[Element data from apps and pages]
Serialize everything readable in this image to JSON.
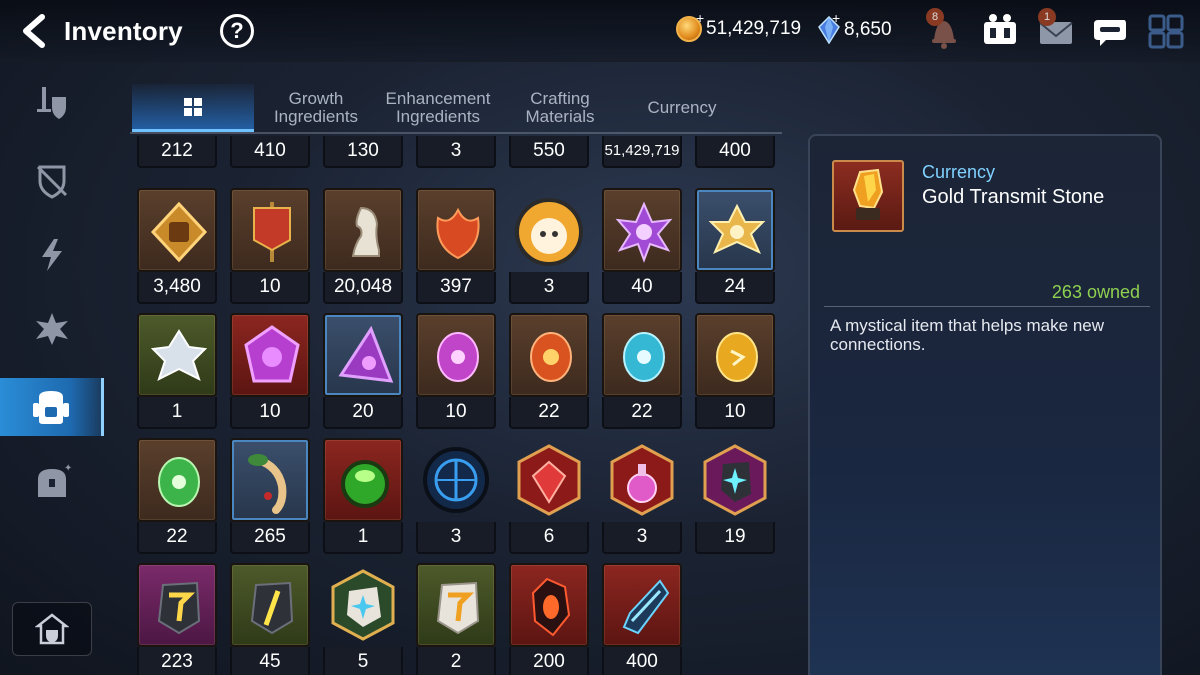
{
  "header": {
    "title": "Inventory",
    "help_label": "?",
    "gold": "51,429,719",
    "crystals": "8,650",
    "notifications_badge": "8",
    "mail_badge": "1"
  },
  "sidebar": {
    "items": [
      {
        "icon": "equipment-icon"
      },
      {
        "icon": "artifact-icon"
      },
      {
        "icon": "lightning-icon"
      },
      {
        "icon": "skill-icon"
      },
      {
        "icon": "backpack-icon",
        "active": true
      },
      {
        "icon": "chest-icon"
      }
    ],
    "home_icon": "home-icon"
  },
  "tabs": [
    {
      "label": "",
      "icon": "grid-icon",
      "active": true
    },
    {
      "label": "Growth\nIngredients"
    },
    {
      "label": "Enhancement\nIngredients"
    },
    {
      "label": "Crafting\nMaterials"
    },
    {
      "label": "Currency"
    }
  ],
  "grid": {
    "row0": [
      "212",
      "410",
      "130",
      "3",
      "550",
      "51,429,719",
      "400"
    ],
    "rows": [
      [
        "3,480",
        "10",
        "20,048",
        "397",
        "3",
        "40",
        "24"
      ],
      [
        "1",
        "10",
        "20",
        "10",
        "22",
        "22",
        "10"
      ],
      [
        "22",
        "265",
        "1",
        "3",
        "6",
        "3",
        "19"
      ],
      [
        "223",
        "45",
        "5",
        "2",
        "200",
        "400"
      ]
    ]
  },
  "detail": {
    "category": "Currency",
    "name": "Gold Transmit Stone",
    "owned": "263 owned",
    "description": "A mystical item that helps make new connections."
  },
  "colors": {
    "accent": "#2a8dd6",
    "owned_green": "#8ed050",
    "category_blue": "#7fd1ff"
  }
}
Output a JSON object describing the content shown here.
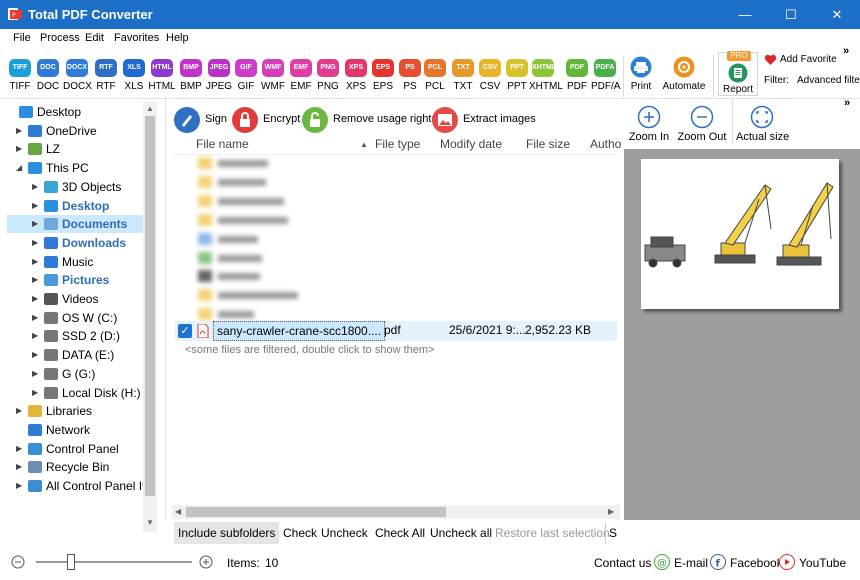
{
  "window": {
    "title": "Total PDF Converter",
    "minimize": "—",
    "maximize": "☐",
    "close": "✕"
  },
  "menu": [
    "File",
    "Process",
    "Edit",
    "Favorites",
    "Help"
  ],
  "formats": [
    {
      "label": "TIFF",
      "icon_text": "TIFF",
      "color": "#1a9fd8"
    },
    {
      "label": "DOC",
      "icon_text": "DOC",
      "color": "#2f7bd6"
    },
    {
      "label": "DOCX",
      "icon_text": "DOCX",
      "color": "#2f7bd6"
    },
    {
      "label": "RTF",
      "icon_text": "RTF",
      "color": "#2f6fc4"
    },
    {
      "label": "XLS",
      "icon_text": "XLS",
      "color": "#1f6bd0"
    },
    {
      "label": "HTML",
      "icon_text": "HTML",
      "color": "#8e3ad0"
    },
    {
      "label": "BMP",
      "icon_text": "BMP",
      "color": "#c033c9"
    },
    {
      "label": "JPEG",
      "icon_text": "JPEG",
      "color": "#b832c4"
    },
    {
      "label": "GIF",
      "icon_text": "GIF",
      "color": "#cf3cc7"
    },
    {
      "label": "WMF",
      "icon_text": "WMF",
      "color": "#d43fba"
    },
    {
      "label": "EMF",
      "icon_text": "EMF",
      "color": "#dd3fa6"
    },
    {
      "label": "PNG",
      "icon_text": "PNG",
      "color": "#e03c8f"
    },
    {
      "label": "XPS",
      "icon_text": "XPS",
      "color": "#e2356a"
    },
    {
      "label": "EPS",
      "icon_text": "EPS",
      "color": "#e3342f"
    },
    {
      "label": "PS",
      "icon_text": "PS",
      "color": "#e4512c"
    },
    {
      "label": "PCL",
      "icon_text": "PCL",
      "color": "#e5752b"
    },
    {
      "label": "TXT",
      "icon_text": "TXT",
      "color": "#e7982a"
    },
    {
      "label": "CSV",
      "icon_text": "CSV",
      "color": "#e8b42a"
    },
    {
      "label": "PPT",
      "icon_text": "PPT",
      "color": "#d7c22a"
    },
    {
      "label": "XHTML",
      "icon_text": "XHTML",
      "color": "#8bc43a"
    },
    {
      "label": "PDF",
      "icon_text": "PDF",
      "color": "#62b63a"
    },
    {
      "label": "PDF/A",
      "icon_text": "PDFA",
      "color": "#49b04a"
    }
  ],
  "toolbar": {
    "print": "Print",
    "automate": "Automate",
    "report": "Report",
    "pro_badge": "PRO",
    "add_favorite": "Add Favorite",
    "filter_label": "Filter:",
    "filter_value": "Advanced filte",
    "more": "»"
  },
  "tree": [
    {
      "label": "Desktop",
      "level": 0,
      "arrow": "",
      "icon": "desktop-icon",
      "selected": false,
      "blue": false
    },
    {
      "label": "OneDrive",
      "level": 1,
      "arrow": "▶",
      "icon": "cloud-icon",
      "selected": false,
      "blue": false
    },
    {
      "label": "LZ",
      "level": 1,
      "arrow": "▶",
      "icon": "user-icon",
      "selected": false,
      "blue": false
    },
    {
      "label": "This PC",
      "level": 1,
      "arrow": "◢",
      "icon": "computer-icon",
      "selected": false,
      "blue": false
    },
    {
      "label": "3D Objects",
      "level": 2,
      "arrow": "▶",
      "icon": "cube-icon",
      "selected": false,
      "blue": false
    },
    {
      "label": "Desktop",
      "level": 2,
      "arrow": "▶",
      "icon": "desktop-icon",
      "selected": false,
      "blue": true
    },
    {
      "label": "Documents",
      "level": 2,
      "arrow": "▶",
      "icon": "documents-icon",
      "selected": true,
      "blue": true
    },
    {
      "label": "Downloads",
      "level": 2,
      "arrow": "▶",
      "icon": "download-icon",
      "selected": false,
      "blue": true
    },
    {
      "label": "Music",
      "level": 2,
      "arrow": "▶",
      "icon": "music-icon",
      "selected": false,
      "blue": false
    },
    {
      "label": "Pictures",
      "level": 2,
      "arrow": "▶",
      "icon": "pictures-icon",
      "selected": false,
      "blue": true
    },
    {
      "label": "Videos",
      "level": 2,
      "arrow": "▶",
      "icon": "videos-icon",
      "selected": false,
      "blue": false
    },
    {
      "label": "OS W (C:)",
      "level": 2,
      "arrow": "▶",
      "icon": "drive-icon",
      "selected": false,
      "blue": false
    },
    {
      "label": "SSD 2 (D:)",
      "level": 2,
      "arrow": "▶",
      "icon": "drive-icon",
      "selected": false,
      "blue": false
    },
    {
      "label": "DATA (E:)",
      "level": 2,
      "arrow": "▶",
      "icon": "drive-icon",
      "selected": false,
      "blue": false
    },
    {
      "label": "G (G:)",
      "level": 2,
      "arrow": "▶",
      "icon": "drive-icon",
      "selected": false,
      "blue": false
    },
    {
      "label": "Local Disk (H:)",
      "level": 2,
      "arrow": "▶",
      "icon": "drive-icon",
      "selected": false,
      "blue": false
    },
    {
      "label": "Libraries",
      "level": 1,
      "arrow": "▶",
      "icon": "libraries-icon",
      "selected": false,
      "blue": false
    },
    {
      "label": "Network",
      "level": 1,
      "arrow": "",
      "icon": "network-icon",
      "selected": false,
      "blue": false
    },
    {
      "label": "Control Panel",
      "level": 1,
      "arrow": "▶",
      "icon": "control-panel-icon",
      "selected": false,
      "blue": false
    },
    {
      "label": "Recycle Bin",
      "level": 1,
      "arrow": "▶",
      "icon": "recycle-bin-icon",
      "selected": false,
      "blue": false
    },
    {
      "label": "All Control Panel Ite",
      "level": 1,
      "arrow": "▶",
      "icon": "control-panel-icon",
      "selected": false,
      "blue": false
    }
  ],
  "actions": {
    "sign": "Sign",
    "encrypt": "Encrypt",
    "remove_rights": "Remove usage rights",
    "extract_images": "Extract images",
    "more": "»"
  },
  "columns": {
    "name": "File name",
    "type": "File type",
    "modify": "Modify date",
    "size": "File size",
    "author": "Autho"
  },
  "file": {
    "name": "sany-crawler-crane-scc1800....",
    "type": "pdf",
    "date": "25/6/2021 9:...",
    "size": "2,952.23 KB",
    "checked": true
  },
  "filtered_note": "<some files are filtered, double click to show them>",
  "bottom_tabs": {
    "include": "Include subfolders",
    "check": "Check",
    "uncheck": "Uncheck",
    "check_all": "Check All",
    "uncheck_all": "Uncheck all",
    "restore": "Restore last selection",
    "more": "S"
  },
  "preview": {
    "zoom_in": "Zoom In",
    "zoom_out": "Zoom Out",
    "actual_size": "Actual size"
  },
  "status": {
    "items_label": "Items:",
    "items_count": "10",
    "zoom_level": 0.2,
    "contact": "Contact us",
    "email": "E-mail",
    "facebook": "Facebook",
    "youtube": "YouTube"
  }
}
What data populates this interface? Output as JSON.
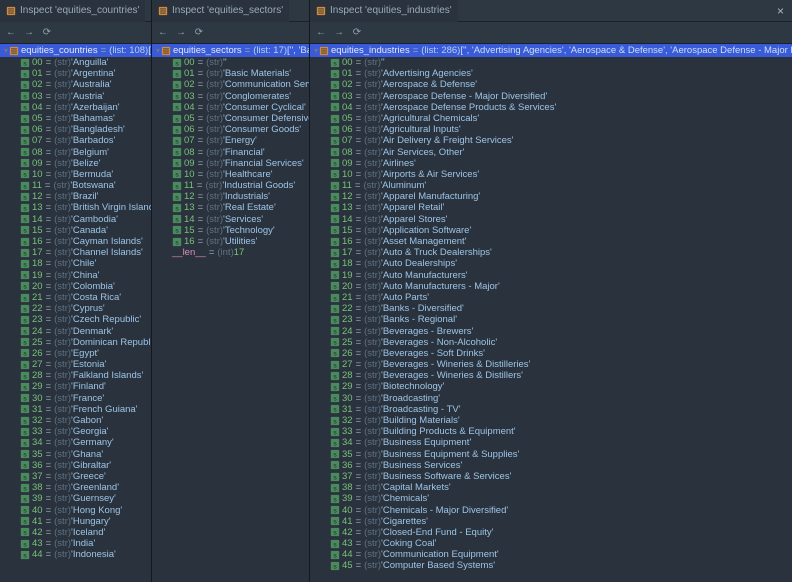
{
  "panes": [
    {
      "title": "Inspect 'equities_countries'",
      "var": "equities_countries",
      "len": 108,
      "preview": "['Angu",
      "show_close": false,
      "items": [
        "Anguilla",
        "Argentina",
        "Australia",
        "Austria",
        "Azerbaijan",
        "Bahamas",
        "Bangladesh",
        "Barbados",
        "Belgium",
        "Belize",
        "Bermuda",
        "Botswana",
        "Brazil",
        "British Virgin Islands",
        "Cambodia",
        "Canada",
        "Cayman Islands",
        "Channel Islands",
        "Chile",
        "China",
        "Colombia",
        "Costa Rica",
        "Cyprus",
        "Czech Republic",
        "Denmark",
        "Dominican Republic",
        "Egypt",
        "Estonia",
        "Falkland Islands",
        "Finland",
        "France",
        "French Guiana",
        "Gabon",
        "Georgia",
        "Germany",
        "Ghana",
        "Gibraltar",
        "Greece",
        "Greenland",
        "Guernsey",
        "Hong Kong",
        "Hungary",
        "Iceland",
        "India",
        "Indonesia"
      ]
    },
    {
      "title": "Inspect 'equities_sectors'",
      "var": "equities_sectors",
      "len": 17,
      "preview": "['', 'Basic Materi",
      "show_close": false,
      "items": [
        "",
        "Basic Materials",
        "Communication Services",
        "Conglomerates",
        "Consumer Cyclical",
        "Consumer Defensive",
        "Consumer Goods",
        "Energy",
        "Financial",
        "Financial Services",
        "Healthcare",
        "Industrial Goods",
        "Industrials",
        "Real Estate",
        "Services",
        "Technology",
        "Utilities"
      ],
      "show_len_row": true
    },
    {
      "title": "Inspect 'equities_industries'",
      "var": "equities_industries",
      "len": 286,
      "preview": "['', 'Advertising Agencies', 'Aerospace & Defense', 'Aerospace Defense - Major Diversified', 'Aerospace Defense Pr…View",
      "show_close": true,
      "items": [
        "",
        "Advertising Agencies",
        "Aerospace & Defense",
        "Aerospace Defense - Major Diversified",
        "Aerospace Defense Products & Services",
        "Agricultural Chemicals",
        "Agricultural Inputs",
        "Air Delivery & Freight Services",
        "Air Services, Other",
        "Airlines",
        "Airports & Air Services",
        "Aluminum",
        "Apparel Manufacturing",
        "Apparel Retail",
        "Apparel Stores",
        "Application Software",
        "Asset Management",
        "Auto & Truck Dealerships",
        "Auto Dealerships",
        "Auto Manufacturers",
        "Auto Manufacturers - Major",
        "Auto Parts",
        "Banks - Diversified",
        "Banks - Regional",
        "Beverages - Brewers",
        "Beverages - Non-Alcoholic",
        "Beverages - Soft Drinks",
        "Beverages - Wineries & Distilleries",
        "Beverages - Wineries & Distillers",
        "Biotechnology",
        "Broadcasting",
        "Broadcasting - TV",
        "Building Materials",
        "Building Products & Equipment",
        "Business Equipment",
        "Business Equipment & Supplies",
        "Business Services",
        "Business Software & Services",
        "Capital Markets",
        "Chemicals",
        "Chemicals - Major Diversified",
        "Cigarettes",
        "Closed-End Fund - Equity",
        "Coking Coal",
        "Communication Equipment",
        "Computer Based Systems"
      ]
    }
  ],
  "type_label": "(str)",
  "list_type_str": "(list:",
  "len_label": "__len__",
  "int_label": "(int)"
}
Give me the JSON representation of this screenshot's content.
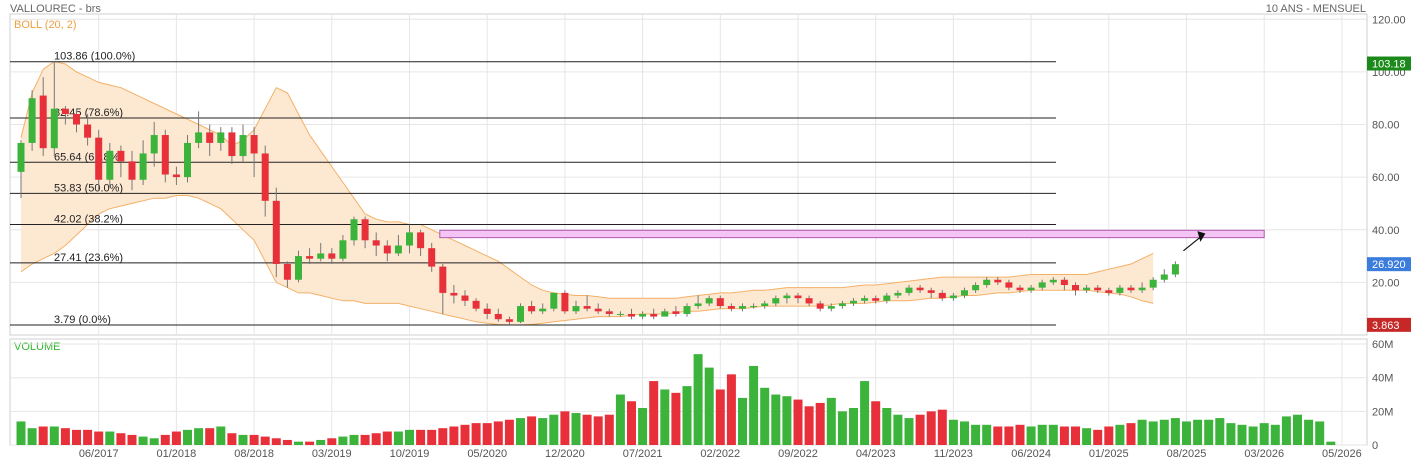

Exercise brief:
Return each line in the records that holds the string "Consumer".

The answer:
        "Consumer Cyclical",
        "Consumer Defensive",
        "Consumer Goods",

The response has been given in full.